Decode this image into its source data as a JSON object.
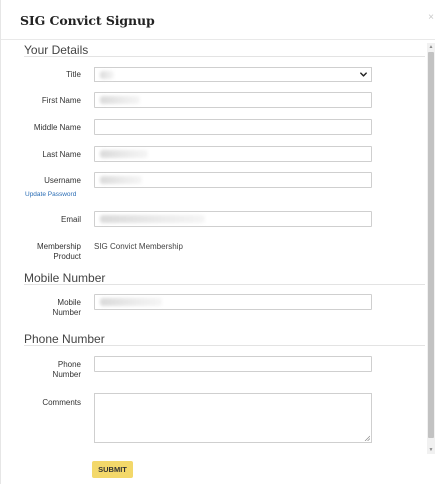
{
  "dialog": {
    "title": "SIG Convict Signup",
    "close_glyph": "×"
  },
  "sections": {
    "your_details": "Your Details",
    "mobile_number": "Mobile Number",
    "phone_number": "Phone Number"
  },
  "fields": {
    "title_label": "Title",
    "first_name_label": "First Name",
    "middle_name_label": "Middle Name",
    "last_name_label": "Last Name",
    "username_label": "Username",
    "update_password_link": "Update Password",
    "email_label": "Email",
    "membership_label_line1": "Membership",
    "membership_label_line2": "Product",
    "membership_value": "SIG Convict Membership",
    "mobile_label_line1": "Mobile",
    "mobile_label_line2": "Number",
    "phone_label_line1": "Phone",
    "phone_label_line2": "Number",
    "comments_label": "Comments"
  },
  "footer": {
    "submit_label": "SUBMIT"
  },
  "icons": {
    "select_chevron": "chevron-down-icon",
    "resize": "resize-grip-icon",
    "close": "close-icon"
  },
  "colors": {
    "submit_bg": "#f3d86a",
    "link": "#2a6db5"
  }
}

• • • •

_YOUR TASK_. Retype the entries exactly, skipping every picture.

_ANSWER SECTION_.
Decode this image into its source data as a JSON object.
{
  "dialog": {
    "title": "SIG Convict Signup",
    "close_glyph": "×"
  },
  "sections": {
    "your_details": "Your Details",
    "mobile_number": "Mobile Number",
    "phone_number": "Phone Number"
  },
  "fields": {
    "title_label": "Title",
    "first_name_label": "First Name",
    "middle_name_label": "Middle Name",
    "last_name_label": "Last Name",
    "username_label": "Username",
    "update_password_link": "Update Password",
    "email_label": "Email",
    "membership_label_line1": "Membership",
    "membership_label_line2": "Product",
    "membership_value": "SIG Convict Membership",
    "mobile_label_line1": "Mobile",
    "mobile_label_line2": "Number",
    "phone_label_line1": "Phone",
    "phone_label_line2": "Number",
    "comments_label": "Comments"
  },
  "footer": {
    "submit_label": "SUBMIT"
  },
  "icons": {
    "select_chevron": "chevron-down-icon",
    "resize": "resize-grip-icon",
    "close": "close-icon"
  },
  "colors": {
    "submit_bg": "#f3d86a",
    "link": "#2a6db5"
  }
}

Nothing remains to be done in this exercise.